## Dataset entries
=== Section Start ===

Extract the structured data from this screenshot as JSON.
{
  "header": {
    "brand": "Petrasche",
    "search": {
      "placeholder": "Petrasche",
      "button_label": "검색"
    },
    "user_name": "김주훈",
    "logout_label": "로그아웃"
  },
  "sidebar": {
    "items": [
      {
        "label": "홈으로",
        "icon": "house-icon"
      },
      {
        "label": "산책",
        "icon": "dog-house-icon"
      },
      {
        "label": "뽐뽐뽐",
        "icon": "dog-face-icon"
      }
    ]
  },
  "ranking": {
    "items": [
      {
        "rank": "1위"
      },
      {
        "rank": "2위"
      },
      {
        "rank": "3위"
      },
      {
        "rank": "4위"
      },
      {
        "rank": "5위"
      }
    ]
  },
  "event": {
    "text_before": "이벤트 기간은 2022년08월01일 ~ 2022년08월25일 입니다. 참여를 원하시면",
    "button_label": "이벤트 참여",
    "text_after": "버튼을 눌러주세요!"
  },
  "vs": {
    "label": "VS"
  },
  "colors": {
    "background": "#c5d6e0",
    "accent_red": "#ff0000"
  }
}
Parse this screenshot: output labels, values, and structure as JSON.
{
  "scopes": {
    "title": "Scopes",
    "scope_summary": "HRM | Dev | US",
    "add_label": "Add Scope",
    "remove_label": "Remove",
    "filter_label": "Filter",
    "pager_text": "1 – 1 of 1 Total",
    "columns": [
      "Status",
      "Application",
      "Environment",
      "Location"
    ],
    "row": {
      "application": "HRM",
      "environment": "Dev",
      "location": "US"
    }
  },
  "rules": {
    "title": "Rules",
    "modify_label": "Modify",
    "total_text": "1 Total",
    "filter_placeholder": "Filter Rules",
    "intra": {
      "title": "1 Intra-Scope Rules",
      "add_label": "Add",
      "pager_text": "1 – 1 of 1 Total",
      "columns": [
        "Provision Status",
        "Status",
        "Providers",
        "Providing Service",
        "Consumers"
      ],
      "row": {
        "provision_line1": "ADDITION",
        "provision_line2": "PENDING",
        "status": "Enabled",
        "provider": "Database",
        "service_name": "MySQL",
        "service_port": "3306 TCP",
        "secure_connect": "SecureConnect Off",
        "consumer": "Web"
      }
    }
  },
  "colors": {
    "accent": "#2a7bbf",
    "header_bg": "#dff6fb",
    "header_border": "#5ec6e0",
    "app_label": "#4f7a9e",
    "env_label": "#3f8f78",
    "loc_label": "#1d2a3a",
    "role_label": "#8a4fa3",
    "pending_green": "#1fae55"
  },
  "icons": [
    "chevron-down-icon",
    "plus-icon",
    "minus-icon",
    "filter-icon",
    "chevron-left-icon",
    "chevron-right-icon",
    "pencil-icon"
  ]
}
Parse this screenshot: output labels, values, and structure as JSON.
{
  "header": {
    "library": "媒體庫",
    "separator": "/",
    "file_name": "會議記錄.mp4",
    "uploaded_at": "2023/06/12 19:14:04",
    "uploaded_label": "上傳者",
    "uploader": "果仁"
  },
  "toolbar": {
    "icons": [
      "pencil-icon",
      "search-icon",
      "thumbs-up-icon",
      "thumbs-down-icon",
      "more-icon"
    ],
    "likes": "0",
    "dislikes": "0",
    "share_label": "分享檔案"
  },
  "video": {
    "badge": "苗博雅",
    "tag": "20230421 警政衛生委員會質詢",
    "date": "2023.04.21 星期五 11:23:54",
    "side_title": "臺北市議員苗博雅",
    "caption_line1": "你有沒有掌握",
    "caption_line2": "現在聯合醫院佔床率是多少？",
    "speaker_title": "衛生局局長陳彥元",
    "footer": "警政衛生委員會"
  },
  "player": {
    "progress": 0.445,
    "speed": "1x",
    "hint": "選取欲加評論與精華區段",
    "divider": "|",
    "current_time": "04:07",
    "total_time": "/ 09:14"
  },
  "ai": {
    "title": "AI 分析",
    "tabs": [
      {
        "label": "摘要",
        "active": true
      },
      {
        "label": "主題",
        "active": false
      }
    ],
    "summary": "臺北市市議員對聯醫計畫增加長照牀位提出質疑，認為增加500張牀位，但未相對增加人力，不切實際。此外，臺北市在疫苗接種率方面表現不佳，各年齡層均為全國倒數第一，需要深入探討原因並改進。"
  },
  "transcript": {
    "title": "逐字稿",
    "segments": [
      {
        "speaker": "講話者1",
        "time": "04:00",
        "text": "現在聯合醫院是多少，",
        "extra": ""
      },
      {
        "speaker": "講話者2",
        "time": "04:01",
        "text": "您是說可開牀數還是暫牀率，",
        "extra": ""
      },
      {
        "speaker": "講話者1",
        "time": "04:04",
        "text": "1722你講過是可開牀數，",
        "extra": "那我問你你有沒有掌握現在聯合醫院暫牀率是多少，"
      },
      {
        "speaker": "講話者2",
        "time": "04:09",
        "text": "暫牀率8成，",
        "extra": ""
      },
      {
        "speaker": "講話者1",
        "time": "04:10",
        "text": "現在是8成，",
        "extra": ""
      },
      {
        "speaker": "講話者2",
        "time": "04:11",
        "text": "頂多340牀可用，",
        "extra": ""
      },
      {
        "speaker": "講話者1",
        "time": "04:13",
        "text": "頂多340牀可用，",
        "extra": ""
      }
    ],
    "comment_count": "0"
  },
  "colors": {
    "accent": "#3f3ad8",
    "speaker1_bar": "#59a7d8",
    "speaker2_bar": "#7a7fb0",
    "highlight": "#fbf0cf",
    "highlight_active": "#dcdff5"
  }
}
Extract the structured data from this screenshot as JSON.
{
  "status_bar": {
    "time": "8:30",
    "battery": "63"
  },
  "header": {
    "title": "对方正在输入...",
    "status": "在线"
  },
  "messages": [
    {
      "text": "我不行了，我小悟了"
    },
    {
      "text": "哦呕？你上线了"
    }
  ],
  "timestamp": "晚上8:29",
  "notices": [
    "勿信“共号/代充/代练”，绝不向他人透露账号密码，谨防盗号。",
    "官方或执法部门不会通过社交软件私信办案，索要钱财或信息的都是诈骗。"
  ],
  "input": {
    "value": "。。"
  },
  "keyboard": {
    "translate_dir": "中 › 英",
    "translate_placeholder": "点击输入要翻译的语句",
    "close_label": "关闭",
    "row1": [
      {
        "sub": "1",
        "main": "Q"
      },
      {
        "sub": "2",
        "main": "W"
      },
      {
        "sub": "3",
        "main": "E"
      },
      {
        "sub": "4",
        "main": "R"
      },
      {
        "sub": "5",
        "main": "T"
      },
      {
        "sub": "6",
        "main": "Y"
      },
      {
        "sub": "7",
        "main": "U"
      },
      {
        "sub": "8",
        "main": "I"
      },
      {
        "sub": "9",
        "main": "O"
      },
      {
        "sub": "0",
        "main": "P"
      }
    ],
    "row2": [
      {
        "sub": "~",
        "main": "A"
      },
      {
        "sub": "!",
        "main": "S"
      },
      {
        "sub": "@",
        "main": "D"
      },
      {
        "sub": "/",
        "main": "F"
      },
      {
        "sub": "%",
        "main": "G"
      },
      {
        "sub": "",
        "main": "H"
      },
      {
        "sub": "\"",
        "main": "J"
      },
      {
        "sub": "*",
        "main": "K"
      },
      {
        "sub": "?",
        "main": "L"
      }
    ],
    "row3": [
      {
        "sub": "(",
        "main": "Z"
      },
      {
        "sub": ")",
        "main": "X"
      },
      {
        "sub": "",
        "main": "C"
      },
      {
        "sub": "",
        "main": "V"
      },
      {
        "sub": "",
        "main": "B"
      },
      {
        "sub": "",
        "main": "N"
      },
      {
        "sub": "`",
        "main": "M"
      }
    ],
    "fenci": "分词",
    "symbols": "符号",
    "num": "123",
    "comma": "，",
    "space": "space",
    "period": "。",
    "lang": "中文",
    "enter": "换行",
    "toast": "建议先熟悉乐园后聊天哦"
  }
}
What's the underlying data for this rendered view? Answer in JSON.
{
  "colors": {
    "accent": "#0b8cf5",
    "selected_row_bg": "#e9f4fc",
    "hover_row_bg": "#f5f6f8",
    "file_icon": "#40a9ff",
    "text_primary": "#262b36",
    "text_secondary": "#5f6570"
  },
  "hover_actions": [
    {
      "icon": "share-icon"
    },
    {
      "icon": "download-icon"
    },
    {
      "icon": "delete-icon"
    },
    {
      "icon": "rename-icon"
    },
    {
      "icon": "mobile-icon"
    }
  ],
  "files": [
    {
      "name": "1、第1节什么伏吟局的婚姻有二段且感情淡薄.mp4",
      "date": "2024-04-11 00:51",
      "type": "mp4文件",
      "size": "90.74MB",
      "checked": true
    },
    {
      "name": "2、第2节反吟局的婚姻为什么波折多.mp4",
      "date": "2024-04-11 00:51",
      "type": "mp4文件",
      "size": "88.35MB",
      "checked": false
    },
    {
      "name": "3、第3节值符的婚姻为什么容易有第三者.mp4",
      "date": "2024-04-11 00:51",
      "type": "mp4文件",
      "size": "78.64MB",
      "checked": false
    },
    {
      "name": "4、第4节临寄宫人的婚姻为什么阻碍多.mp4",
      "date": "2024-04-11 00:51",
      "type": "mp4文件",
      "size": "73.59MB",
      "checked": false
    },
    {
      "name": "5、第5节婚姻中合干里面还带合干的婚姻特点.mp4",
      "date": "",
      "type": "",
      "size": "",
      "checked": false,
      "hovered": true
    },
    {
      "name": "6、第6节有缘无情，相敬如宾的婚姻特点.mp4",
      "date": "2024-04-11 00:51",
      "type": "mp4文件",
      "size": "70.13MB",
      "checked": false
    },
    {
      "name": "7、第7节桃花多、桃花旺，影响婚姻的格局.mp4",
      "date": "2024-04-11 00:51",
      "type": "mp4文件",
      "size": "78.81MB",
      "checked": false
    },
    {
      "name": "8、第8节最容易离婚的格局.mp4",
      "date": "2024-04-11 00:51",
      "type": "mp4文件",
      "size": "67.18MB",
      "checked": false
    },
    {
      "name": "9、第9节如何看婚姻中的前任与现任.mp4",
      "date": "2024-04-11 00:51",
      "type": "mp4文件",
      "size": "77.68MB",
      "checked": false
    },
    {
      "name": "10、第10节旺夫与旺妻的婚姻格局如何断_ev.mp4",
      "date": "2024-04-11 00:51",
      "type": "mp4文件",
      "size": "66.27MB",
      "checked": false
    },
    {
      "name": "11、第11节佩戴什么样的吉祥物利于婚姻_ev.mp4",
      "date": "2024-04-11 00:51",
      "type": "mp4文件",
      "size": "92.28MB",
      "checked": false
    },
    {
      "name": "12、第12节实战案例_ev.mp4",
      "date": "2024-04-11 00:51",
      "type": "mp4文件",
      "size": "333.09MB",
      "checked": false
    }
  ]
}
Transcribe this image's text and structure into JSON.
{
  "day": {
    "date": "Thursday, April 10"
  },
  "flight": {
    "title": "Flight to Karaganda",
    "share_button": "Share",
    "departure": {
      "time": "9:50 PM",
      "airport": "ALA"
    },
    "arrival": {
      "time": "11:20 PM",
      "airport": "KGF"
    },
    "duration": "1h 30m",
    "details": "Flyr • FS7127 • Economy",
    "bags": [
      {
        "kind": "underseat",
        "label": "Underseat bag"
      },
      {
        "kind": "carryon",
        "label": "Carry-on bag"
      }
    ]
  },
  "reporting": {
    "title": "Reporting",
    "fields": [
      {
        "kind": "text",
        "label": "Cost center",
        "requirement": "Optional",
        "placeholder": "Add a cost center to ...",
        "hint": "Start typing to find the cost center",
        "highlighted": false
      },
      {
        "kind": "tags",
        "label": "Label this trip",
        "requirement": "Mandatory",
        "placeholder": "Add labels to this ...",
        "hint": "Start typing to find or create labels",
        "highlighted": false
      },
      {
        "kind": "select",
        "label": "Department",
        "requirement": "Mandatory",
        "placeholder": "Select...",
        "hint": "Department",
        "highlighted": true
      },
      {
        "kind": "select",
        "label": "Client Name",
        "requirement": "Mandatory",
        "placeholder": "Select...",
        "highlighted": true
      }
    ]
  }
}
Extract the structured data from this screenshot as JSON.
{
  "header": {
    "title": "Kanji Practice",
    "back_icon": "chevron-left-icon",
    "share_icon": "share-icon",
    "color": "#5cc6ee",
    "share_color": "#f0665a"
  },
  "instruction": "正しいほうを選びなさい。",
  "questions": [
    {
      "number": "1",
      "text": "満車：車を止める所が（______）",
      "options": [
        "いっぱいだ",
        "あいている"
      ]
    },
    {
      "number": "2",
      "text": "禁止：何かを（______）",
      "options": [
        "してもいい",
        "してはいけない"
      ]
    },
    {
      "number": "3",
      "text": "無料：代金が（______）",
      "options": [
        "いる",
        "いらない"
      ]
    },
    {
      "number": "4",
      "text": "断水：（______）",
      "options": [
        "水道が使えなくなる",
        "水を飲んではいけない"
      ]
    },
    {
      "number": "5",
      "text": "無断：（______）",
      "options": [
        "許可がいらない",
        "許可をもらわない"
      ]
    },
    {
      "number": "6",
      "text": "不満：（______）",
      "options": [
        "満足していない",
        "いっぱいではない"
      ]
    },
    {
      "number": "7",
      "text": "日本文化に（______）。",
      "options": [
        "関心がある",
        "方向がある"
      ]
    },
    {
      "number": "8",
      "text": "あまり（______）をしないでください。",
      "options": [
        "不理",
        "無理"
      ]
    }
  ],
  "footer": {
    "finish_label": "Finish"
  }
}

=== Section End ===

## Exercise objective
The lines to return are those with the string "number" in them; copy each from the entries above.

## Solution
      "number": "1",
      "number": "2",
      "number": "3",
      "number": "4",
      "number": "5",
      "number": "6",
      "number": "7",
      "number": "8",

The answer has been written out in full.